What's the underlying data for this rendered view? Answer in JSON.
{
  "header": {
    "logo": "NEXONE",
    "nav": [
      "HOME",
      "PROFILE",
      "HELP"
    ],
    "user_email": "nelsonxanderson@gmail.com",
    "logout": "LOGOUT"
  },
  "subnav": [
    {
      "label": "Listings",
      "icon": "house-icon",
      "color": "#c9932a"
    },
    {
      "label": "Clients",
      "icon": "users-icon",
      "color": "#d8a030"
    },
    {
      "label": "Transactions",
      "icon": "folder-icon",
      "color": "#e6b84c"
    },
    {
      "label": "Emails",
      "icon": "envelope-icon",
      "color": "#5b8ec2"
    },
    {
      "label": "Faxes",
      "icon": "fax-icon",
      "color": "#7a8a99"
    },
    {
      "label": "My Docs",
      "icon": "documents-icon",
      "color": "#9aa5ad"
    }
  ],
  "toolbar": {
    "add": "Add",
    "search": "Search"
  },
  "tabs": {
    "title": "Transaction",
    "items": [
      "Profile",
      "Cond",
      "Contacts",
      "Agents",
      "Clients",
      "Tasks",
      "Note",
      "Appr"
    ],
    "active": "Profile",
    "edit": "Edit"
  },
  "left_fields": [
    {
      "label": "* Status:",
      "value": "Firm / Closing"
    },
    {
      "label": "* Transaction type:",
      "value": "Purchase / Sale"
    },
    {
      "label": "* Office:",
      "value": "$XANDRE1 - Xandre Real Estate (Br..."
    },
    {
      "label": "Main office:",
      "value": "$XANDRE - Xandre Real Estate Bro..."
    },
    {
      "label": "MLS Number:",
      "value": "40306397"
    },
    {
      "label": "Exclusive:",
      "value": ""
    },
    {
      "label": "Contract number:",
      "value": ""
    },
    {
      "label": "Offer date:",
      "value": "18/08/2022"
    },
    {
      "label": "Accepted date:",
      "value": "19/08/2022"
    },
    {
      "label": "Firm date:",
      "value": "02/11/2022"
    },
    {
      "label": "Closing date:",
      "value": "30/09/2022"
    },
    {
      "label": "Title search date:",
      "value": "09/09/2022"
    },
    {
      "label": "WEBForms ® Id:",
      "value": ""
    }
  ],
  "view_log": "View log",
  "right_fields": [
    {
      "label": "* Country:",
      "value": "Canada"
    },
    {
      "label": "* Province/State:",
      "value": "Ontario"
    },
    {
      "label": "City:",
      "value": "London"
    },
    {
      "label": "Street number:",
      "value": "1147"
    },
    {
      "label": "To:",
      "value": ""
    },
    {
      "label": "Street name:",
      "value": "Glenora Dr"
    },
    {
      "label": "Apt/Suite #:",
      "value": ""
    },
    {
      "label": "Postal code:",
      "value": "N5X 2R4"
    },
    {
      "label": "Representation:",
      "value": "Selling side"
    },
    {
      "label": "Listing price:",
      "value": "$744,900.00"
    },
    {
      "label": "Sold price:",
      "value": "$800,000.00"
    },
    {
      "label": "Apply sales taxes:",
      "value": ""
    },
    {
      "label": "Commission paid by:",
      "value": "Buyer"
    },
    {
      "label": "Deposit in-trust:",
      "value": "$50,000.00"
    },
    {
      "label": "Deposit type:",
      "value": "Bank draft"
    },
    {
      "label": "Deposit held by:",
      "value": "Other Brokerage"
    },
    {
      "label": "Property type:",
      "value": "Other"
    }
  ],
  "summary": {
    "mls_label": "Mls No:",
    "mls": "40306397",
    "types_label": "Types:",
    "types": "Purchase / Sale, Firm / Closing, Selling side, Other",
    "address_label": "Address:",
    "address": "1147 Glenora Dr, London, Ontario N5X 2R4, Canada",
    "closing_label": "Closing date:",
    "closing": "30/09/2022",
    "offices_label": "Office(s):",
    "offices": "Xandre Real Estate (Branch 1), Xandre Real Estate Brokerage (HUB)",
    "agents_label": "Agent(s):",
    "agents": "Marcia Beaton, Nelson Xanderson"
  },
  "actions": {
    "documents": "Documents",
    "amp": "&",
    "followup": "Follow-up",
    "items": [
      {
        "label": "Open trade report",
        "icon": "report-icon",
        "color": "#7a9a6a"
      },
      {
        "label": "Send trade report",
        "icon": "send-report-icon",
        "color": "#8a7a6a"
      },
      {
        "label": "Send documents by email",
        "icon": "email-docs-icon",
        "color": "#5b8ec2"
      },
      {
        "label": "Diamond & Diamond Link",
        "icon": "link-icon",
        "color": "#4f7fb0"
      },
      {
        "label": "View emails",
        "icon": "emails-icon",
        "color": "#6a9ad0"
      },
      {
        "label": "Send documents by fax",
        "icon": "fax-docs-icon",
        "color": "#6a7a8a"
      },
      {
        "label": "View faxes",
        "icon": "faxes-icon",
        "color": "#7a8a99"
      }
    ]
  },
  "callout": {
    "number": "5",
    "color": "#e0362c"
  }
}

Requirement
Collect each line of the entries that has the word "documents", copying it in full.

Finished task
      "icon": "documents-icon",
    "documents": "Documents",
        "label": "Send documents by email",
        "label": "Send documents by fax",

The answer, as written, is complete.